What is required ▸
Your answer should be an exact copy of the data.

Data in this exercise ▸
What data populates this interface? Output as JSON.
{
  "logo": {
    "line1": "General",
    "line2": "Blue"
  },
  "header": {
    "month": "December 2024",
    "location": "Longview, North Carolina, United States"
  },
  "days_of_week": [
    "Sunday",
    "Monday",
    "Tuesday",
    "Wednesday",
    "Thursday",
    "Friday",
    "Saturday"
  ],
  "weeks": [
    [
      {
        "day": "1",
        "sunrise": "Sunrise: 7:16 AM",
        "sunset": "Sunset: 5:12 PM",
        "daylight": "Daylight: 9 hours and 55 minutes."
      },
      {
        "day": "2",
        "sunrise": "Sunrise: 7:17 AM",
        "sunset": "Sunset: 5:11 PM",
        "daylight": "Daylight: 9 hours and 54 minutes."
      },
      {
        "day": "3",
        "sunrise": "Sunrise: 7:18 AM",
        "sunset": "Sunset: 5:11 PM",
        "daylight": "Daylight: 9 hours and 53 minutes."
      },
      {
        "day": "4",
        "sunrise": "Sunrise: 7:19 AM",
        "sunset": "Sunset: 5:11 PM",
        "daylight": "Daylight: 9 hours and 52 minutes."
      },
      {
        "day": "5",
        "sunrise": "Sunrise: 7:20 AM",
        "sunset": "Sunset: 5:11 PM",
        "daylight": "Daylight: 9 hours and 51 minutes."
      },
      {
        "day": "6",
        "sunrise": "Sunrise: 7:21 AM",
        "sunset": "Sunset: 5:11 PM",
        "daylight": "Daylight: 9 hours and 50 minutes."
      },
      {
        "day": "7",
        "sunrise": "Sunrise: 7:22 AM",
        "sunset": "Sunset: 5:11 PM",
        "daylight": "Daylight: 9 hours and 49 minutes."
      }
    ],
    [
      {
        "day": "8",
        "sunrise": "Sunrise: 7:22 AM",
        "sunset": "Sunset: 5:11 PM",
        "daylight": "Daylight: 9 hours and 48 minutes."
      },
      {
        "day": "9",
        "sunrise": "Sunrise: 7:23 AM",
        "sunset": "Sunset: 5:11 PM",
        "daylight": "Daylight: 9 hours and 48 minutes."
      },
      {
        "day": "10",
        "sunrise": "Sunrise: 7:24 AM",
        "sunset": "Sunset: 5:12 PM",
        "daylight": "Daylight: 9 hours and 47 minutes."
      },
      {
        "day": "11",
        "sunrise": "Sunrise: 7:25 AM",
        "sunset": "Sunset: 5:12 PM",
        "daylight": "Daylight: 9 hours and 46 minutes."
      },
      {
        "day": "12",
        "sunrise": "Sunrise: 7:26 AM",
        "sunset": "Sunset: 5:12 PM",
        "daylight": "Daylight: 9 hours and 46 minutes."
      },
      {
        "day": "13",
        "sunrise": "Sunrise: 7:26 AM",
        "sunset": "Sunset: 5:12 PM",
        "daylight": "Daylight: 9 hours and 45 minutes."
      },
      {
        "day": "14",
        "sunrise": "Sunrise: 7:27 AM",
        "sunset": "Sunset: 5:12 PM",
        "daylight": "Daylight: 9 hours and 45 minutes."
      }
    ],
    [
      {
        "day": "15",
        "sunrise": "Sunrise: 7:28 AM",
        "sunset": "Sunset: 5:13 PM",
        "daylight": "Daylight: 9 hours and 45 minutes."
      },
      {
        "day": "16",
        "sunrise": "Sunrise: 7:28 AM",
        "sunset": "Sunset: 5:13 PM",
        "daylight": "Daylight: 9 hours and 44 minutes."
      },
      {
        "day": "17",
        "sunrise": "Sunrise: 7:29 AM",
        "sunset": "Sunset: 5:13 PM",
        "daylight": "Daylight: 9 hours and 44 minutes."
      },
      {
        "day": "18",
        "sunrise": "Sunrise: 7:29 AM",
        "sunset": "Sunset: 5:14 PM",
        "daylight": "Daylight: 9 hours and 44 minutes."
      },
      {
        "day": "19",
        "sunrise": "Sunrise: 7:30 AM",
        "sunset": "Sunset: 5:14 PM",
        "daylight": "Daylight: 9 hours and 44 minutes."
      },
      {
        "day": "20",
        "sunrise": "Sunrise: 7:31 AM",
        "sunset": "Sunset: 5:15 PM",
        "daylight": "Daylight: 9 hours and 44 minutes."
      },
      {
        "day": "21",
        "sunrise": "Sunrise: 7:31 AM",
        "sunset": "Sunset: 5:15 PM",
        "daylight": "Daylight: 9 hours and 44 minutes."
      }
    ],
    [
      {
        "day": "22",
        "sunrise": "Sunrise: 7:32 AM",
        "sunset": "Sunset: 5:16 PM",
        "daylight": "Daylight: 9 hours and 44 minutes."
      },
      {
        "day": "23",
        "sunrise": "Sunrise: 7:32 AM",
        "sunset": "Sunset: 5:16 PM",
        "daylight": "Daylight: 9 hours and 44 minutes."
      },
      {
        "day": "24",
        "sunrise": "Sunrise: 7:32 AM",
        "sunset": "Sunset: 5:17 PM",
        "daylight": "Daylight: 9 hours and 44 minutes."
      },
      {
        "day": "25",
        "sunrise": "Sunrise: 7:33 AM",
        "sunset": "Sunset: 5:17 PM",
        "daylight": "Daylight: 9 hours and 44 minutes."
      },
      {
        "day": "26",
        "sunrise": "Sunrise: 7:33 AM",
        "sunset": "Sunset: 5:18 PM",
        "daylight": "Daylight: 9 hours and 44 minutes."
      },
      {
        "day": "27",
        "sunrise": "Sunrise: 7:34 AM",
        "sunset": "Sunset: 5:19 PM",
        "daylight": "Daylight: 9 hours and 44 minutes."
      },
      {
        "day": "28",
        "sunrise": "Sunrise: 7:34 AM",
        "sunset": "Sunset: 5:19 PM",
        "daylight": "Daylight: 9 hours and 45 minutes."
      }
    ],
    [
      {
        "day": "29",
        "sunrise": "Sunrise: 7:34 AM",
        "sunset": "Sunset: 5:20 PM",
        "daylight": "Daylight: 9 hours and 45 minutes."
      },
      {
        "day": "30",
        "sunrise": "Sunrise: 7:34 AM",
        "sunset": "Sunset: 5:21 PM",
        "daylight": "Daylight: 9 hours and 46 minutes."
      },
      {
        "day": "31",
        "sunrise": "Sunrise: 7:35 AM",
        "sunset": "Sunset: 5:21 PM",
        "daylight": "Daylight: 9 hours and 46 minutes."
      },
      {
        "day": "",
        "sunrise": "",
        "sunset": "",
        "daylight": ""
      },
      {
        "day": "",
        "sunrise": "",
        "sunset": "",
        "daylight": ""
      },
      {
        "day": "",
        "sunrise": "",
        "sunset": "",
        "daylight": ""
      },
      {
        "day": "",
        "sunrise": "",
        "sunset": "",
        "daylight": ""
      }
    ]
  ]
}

Exercise response ▸
What data populates this interface? Output as JSON.
{
  "logo": {
    "line1": "General",
    "line2": "Blue"
  },
  "header": {
    "month": "December 2024",
    "location": "Longview, North Carolina, United States"
  },
  "days_of_week": [
    "Sunday",
    "Monday",
    "Tuesday",
    "Wednesday",
    "Thursday",
    "Friday",
    "Saturday"
  ],
  "weeks": [
    [
      {
        "day": "1",
        "sunrise": "Sunrise: 7:16 AM",
        "sunset": "Sunset: 5:12 PM",
        "daylight": "Daylight: 9 hours and 55 minutes."
      },
      {
        "day": "2",
        "sunrise": "Sunrise: 7:17 AM",
        "sunset": "Sunset: 5:11 PM",
        "daylight": "Daylight: 9 hours and 54 minutes."
      },
      {
        "day": "3",
        "sunrise": "Sunrise: 7:18 AM",
        "sunset": "Sunset: 5:11 PM",
        "daylight": "Daylight: 9 hours and 53 minutes."
      },
      {
        "day": "4",
        "sunrise": "Sunrise: 7:19 AM",
        "sunset": "Sunset: 5:11 PM",
        "daylight": "Daylight: 9 hours and 52 minutes."
      },
      {
        "day": "5",
        "sunrise": "Sunrise: 7:20 AM",
        "sunset": "Sunset: 5:11 PM",
        "daylight": "Daylight: 9 hours and 51 minutes."
      },
      {
        "day": "6",
        "sunrise": "Sunrise: 7:21 AM",
        "sunset": "Sunset: 5:11 PM",
        "daylight": "Daylight: 9 hours and 50 minutes."
      },
      {
        "day": "7",
        "sunrise": "Sunrise: 7:22 AM",
        "sunset": "Sunset: 5:11 PM",
        "daylight": "Daylight: 9 hours and 49 minutes."
      }
    ],
    [
      {
        "day": "8",
        "sunrise": "Sunrise: 7:22 AM",
        "sunset": "Sunset: 5:11 PM",
        "daylight": "Daylight: 9 hours and 48 minutes."
      },
      {
        "day": "9",
        "sunrise": "Sunrise: 7:23 AM",
        "sunset": "Sunset: 5:11 PM",
        "daylight": "Daylight: 9 hours and 48 minutes."
      },
      {
        "day": "10",
        "sunrise": "Sunrise: 7:24 AM",
        "sunset": "Sunset: 5:12 PM",
        "daylight": "Daylight: 9 hours and 47 minutes."
      },
      {
        "day": "11",
        "sunrise": "Sunrise: 7:25 AM",
        "sunset": "Sunset: 5:12 PM",
        "daylight": "Daylight: 9 hours and 46 minutes."
      },
      {
        "day": "12",
        "sunrise": "Sunrise: 7:26 AM",
        "sunset": "Sunset: 5:12 PM",
        "daylight": "Daylight: 9 hours and 46 minutes."
      },
      {
        "day": "13",
        "sunrise": "Sunrise: 7:26 AM",
        "sunset": "Sunset: 5:12 PM",
        "daylight": "Daylight: 9 hours and 45 minutes."
      },
      {
        "day": "14",
        "sunrise": "Sunrise: 7:27 AM",
        "sunset": "Sunset: 5:12 PM",
        "daylight": "Daylight: 9 hours and 45 minutes."
      }
    ],
    [
      {
        "day": "15",
        "sunrise": "Sunrise: 7:28 AM",
        "sunset": "Sunset: 5:13 PM",
        "daylight": "Daylight: 9 hours and 45 minutes."
      },
      {
        "day": "16",
        "sunrise": "Sunrise: 7:28 AM",
        "sunset": "Sunset: 5:13 PM",
        "daylight": "Daylight: 9 hours and 44 minutes."
      },
      {
        "day": "17",
        "sunrise": "Sunrise: 7:29 AM",
        "sunset": "Sunset: 5:13 PM",
        "daylight": "Daylight: 9 hours and 44 minutes."
      },
      {
        "day": "18",
        "sunrise": "Sunrise: 7:29 AM",
        "sunset": "Sunset: 5:14 PM",
        "daylight": "Daylight: 9 hours and 44 minutes."
      },
      {
        "day": "19",
        "sunrise": "Sunrise: 7:30 AM",
        "sunset": "Sunset: 5:14 PM",
        "daylight": "Daylight: 9 hours and 44 minutes."
      },
      {
        "day": "20",
        "sunrise": "Sunrise: 7:31 AM",
        "sunset": "Sunset: 5:15 PM",
        "daylight": "Daylight: 9 hours and 44 minutes."
      },
      {
        "day": "21",
        "sunrise": "Sunrise: 7:31 AM",
        "sunset": "Sunset: 5:15 PM",
        "daylight": "Daylight: 9 hours and 44 minutes."
      }
    ],
    [
      {
        "day": "22",
        "sunrise": "Sunrise: 7:32 AM",
        "sunset": "Sunset: 5:16 PM",
        "daylight": "Daylight: 9 hours and 44 minutes."
      },
      {
        "day": "23",
        "sunrise": "Sunrise: 7:32 AM",
        "sunset": "Sunset: 5:16 PM",
        "daylight": "Daylight: 9 hours and 44 minutes."
      },
      {
        "day": "24",
        "sunrise": "Sunrise: 7:32 AM",
        "sunset": "Sunset: 5:17 PM",
        "daylight": "Daylight: 9 hours and 44 minutes."
      },
      {
        "day": "25",
        "sunrise": "Sunrise: 7:33 AM",
        "sunset": "Sunset: 5:17 PM",
        "daylight": "Daylight: 9 hours and 44 minutes."
      },
      {
        "day": "26",
        "sunrise": "Sunrise: 7:33 AM",
        "sunset": "Sunset: 5:18 PM",
        "daylight": "Daylight: 9 hours and 44 minutes."
      },
      {
        "day": "27",
        "sunrise": "Sunrise: 7:34 AM",
        "sunset": "Sunset: 5:19 PM",
        "daylight": "Daylight: 9 hours and 44 minutes."
      },
      {
        "day": "28",
        "sunrise": "Sunrise: 7:34 AM",
        "sunset": "Sunset: 5:19 PM",
        "daylight": "Daylight: 9 hours and 45 minutes."
      }
    ],
    [
      {
        "day": "29",
        "sunrise": "Sunrise: 7:34 AM",
        "sunset": "Sunset: 5:20 PM",
        "daylight": "Daylight: 9 hours and 45 minutes."
      },
      {
        "day": "30",
        "sunrise": "Sunrise: 7:34 AM",
        "sunset": "Sunset: 5:21 PM",
        "daylight": "Daylight: 9 hours and 46 minutes."
      },
      {
        "day": "31",
        "sunrise": "Sunrise: 7:35 AM",
        "sunset": "Sunset: 5:21 PM",
        "daylight": "Daylight: 9 hours and 46 minutes."
      },
      {
        "day": "",
        "sunrise": "",
        "sunset": "",
        "daylight": ""
      },
      {
        "day": "",
        "sunrise": "",
        "sunset": "",
        "daylight": ""
      },
      {
        "day": "",
        "sunrise": "",
        "sunset": "",
        "daylight": ""
      },
      {
        "day": "",
        "sunrise": "",
        "sunset": "",
        "daylight": ""
      }
    ]
  ]
}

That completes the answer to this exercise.